In the high school video, Miller displays a precocious ability to go against the current and provoke controversy.
The video contains fragments of a brief 90 second speech by Miller during his junior year at Santa Monica High School in California in the spring of 2002, including a controversial reference to the job of janitors.
It was made for an audio-visual production class by four of Miller's school mates. At the time of the speech, Miller was running for a student government post and was such a polemic figure he was chosen as the protagonist for the video.
"Hi, I’m Stephen Miller, some of you may or may not know who I am," Miller says, smiling. “We’re not talking about that right now. I’m the only candidate up here who stands out. I would say and I would do things that no one else in their right mind would say or do. Am I the only one who is sick and tired of being told to pick up our trash when we have plenty of janitors who are paid to do it for us?”

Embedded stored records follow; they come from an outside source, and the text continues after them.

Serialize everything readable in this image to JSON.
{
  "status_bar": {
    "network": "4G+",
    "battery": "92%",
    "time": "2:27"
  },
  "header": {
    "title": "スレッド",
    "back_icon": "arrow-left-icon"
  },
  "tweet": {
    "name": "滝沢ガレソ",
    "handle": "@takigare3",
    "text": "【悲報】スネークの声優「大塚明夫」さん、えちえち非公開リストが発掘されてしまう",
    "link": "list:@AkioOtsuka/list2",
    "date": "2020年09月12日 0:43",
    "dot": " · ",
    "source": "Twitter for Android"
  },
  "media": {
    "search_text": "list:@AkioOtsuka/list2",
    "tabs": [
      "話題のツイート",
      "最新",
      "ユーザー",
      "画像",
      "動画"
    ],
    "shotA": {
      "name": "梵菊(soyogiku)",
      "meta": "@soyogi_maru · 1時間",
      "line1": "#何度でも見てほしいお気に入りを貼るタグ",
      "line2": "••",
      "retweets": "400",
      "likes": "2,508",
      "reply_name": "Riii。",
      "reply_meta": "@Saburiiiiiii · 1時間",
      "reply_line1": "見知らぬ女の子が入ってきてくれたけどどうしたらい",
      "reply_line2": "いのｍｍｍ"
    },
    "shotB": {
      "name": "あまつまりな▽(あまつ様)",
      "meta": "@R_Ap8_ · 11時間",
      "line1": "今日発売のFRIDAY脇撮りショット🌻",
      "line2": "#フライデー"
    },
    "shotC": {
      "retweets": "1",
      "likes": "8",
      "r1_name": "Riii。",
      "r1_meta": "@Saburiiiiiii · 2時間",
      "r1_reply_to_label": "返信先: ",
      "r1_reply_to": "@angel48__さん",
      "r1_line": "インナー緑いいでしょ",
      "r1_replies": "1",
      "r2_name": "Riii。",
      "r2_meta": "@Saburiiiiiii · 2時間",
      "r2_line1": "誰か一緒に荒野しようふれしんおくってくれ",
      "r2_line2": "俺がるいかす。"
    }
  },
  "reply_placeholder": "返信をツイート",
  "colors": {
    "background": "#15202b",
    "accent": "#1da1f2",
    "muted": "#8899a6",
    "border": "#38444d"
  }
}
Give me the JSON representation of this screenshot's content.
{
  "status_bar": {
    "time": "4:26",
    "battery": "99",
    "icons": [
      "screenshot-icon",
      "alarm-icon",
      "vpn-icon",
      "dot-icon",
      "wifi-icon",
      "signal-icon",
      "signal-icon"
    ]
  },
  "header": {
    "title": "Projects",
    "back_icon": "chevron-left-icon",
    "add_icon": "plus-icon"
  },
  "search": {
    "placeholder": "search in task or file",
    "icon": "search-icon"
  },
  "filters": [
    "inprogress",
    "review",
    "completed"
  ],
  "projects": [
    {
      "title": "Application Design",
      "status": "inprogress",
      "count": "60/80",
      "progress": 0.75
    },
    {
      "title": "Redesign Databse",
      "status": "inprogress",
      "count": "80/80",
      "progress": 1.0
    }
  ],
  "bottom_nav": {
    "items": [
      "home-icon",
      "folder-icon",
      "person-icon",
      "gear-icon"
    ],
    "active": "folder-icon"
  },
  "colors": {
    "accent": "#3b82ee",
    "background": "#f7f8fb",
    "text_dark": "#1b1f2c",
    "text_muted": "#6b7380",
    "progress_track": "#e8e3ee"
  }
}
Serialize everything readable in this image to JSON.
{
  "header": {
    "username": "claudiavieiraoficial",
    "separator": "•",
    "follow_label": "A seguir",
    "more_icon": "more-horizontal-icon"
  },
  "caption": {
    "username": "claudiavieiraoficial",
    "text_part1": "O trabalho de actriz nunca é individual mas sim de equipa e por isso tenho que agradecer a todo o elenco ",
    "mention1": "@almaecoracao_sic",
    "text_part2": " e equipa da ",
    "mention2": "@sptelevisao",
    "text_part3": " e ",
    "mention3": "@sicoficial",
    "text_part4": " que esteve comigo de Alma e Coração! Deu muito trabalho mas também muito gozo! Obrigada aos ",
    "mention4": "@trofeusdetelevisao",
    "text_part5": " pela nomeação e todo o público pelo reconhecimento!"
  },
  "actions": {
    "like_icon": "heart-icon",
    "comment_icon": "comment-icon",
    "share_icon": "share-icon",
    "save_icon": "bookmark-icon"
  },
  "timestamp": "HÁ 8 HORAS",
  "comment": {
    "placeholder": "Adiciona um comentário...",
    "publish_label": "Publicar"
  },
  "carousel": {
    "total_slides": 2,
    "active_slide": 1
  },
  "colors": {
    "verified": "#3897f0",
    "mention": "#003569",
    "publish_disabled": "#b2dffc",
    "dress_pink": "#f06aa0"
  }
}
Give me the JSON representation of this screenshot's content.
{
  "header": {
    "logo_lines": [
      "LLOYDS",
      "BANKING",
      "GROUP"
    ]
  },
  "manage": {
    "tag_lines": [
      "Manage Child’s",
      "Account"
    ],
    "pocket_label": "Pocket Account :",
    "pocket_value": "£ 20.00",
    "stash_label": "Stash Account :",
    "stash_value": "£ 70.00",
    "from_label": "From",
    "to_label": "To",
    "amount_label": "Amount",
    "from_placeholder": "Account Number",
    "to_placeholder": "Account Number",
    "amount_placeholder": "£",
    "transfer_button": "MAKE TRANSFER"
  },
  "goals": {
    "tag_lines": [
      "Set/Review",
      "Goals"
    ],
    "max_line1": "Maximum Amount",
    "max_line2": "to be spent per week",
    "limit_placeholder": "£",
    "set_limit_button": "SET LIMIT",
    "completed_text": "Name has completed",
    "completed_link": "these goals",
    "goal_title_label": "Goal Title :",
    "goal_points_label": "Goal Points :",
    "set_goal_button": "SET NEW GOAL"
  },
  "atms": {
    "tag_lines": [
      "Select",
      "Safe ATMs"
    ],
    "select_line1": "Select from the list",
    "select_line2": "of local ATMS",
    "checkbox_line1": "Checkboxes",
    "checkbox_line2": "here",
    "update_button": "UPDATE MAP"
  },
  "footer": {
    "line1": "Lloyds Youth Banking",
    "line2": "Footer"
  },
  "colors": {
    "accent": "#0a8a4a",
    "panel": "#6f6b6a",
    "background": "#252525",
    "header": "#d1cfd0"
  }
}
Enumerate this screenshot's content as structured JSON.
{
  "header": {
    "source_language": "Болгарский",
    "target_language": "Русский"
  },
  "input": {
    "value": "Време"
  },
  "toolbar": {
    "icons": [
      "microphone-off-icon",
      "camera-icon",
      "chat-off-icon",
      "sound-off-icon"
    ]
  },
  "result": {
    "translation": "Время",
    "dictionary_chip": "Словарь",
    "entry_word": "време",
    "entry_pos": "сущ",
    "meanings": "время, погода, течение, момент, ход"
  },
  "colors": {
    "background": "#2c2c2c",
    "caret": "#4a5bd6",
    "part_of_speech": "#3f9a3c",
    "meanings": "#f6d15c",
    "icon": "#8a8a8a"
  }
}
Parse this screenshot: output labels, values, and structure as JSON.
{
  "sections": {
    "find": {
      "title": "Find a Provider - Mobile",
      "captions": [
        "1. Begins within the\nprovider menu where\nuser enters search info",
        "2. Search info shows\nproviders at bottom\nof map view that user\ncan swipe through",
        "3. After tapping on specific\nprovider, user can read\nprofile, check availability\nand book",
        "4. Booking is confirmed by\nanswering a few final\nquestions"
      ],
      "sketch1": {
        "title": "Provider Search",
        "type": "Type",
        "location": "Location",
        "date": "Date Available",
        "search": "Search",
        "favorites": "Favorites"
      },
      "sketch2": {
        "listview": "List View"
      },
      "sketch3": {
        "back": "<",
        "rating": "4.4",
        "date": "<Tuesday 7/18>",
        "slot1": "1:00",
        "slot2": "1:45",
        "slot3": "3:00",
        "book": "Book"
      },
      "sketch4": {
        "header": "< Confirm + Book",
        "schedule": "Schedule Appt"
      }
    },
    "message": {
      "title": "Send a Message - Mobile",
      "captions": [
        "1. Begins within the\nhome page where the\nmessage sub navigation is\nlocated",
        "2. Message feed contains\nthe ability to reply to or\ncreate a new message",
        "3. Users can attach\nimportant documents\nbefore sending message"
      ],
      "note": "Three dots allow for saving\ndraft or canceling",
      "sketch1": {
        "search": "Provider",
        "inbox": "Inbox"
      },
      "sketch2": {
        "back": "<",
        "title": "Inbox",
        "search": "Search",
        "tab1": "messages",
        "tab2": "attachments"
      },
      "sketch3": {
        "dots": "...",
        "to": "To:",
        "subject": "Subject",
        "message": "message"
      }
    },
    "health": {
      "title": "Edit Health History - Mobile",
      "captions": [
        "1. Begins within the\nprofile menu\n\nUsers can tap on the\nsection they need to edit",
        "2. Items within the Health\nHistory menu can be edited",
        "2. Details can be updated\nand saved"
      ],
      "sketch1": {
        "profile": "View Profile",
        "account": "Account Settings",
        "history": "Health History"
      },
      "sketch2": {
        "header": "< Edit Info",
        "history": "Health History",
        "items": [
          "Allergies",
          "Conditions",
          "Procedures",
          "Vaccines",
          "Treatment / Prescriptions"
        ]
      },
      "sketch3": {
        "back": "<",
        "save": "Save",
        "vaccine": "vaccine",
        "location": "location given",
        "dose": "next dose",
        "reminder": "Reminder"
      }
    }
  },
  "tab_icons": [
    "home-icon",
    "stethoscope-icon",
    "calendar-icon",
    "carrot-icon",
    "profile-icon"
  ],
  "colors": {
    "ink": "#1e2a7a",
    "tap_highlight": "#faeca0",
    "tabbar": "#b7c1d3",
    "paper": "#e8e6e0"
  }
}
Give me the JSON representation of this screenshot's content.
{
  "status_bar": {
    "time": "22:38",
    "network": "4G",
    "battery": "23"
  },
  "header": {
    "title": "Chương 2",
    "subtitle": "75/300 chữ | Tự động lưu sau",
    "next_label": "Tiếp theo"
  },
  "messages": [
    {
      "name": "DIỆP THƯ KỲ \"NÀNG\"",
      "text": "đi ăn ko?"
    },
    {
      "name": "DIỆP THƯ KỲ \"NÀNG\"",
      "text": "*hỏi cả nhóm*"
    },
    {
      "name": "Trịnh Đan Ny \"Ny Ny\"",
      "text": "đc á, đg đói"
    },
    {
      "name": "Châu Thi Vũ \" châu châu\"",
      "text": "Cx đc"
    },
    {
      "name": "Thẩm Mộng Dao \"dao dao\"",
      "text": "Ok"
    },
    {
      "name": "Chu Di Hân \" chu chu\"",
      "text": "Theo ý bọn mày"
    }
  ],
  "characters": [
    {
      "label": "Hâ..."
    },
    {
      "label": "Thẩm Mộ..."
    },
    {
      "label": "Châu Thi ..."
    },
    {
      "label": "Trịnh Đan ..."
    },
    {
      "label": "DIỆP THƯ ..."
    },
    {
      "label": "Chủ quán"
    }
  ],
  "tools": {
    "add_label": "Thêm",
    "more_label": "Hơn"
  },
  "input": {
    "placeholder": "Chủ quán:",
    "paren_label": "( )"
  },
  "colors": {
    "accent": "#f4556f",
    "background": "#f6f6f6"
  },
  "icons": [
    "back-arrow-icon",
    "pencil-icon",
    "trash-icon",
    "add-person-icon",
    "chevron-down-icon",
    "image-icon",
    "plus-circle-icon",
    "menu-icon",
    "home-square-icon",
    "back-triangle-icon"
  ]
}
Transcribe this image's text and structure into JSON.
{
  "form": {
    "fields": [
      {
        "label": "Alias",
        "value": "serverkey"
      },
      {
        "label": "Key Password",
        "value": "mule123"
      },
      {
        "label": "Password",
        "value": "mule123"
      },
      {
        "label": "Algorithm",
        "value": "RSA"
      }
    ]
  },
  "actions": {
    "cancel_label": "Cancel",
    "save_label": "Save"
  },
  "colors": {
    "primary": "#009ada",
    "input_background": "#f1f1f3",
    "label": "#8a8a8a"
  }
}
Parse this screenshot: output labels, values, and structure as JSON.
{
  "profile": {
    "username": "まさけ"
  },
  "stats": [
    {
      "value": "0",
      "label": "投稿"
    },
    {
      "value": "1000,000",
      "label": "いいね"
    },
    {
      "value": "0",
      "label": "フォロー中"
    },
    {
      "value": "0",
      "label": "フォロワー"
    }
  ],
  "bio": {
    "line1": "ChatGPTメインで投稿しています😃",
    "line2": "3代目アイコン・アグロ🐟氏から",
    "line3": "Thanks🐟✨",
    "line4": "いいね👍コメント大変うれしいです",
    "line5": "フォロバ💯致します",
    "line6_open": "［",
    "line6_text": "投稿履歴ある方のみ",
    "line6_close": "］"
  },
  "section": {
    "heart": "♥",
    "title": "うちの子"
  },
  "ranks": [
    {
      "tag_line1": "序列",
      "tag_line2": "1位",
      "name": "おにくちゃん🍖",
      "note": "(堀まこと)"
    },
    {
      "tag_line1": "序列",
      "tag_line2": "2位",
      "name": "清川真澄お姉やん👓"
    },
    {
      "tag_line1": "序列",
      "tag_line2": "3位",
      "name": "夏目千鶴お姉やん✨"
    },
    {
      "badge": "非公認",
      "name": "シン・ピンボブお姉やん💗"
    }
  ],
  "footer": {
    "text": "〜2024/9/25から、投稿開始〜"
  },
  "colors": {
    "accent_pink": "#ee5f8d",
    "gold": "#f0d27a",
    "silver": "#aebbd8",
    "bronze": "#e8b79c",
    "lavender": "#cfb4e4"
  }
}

Miller was cut off almost immediately. In the stands, some offended students got up from their seats and were set to take the stage to face Miller, according to Natalie Flores, who was in the audience. In the video, the president of the student assembly, Coleen Yamamura-Clark, is seen jostling with Miller to get him to leave the podium. Counselor Don Hedrick and student vice president Justin Siplin escorted him off stage.
The Samohi student newspaper reported that, according to the organizers, the reason for silencing Miller was that he had exceeded his allotted 90 seconds. But other speakers had gone over their time without being cut off, according to students who also made speeches the same day. The newspaper reported that speeches had been pre-approved by Hedrick. But students who recalled that day told Univision they would have been surprised if Miller's outburst had received a green light and suspect he may have improvised.
Justin Brownstone, the student president at that time, said he had heard that remark about the janitors before. "He enjoyed saying things that were perceived as racist. The more he offended, the happier he was," Brownstone recalled.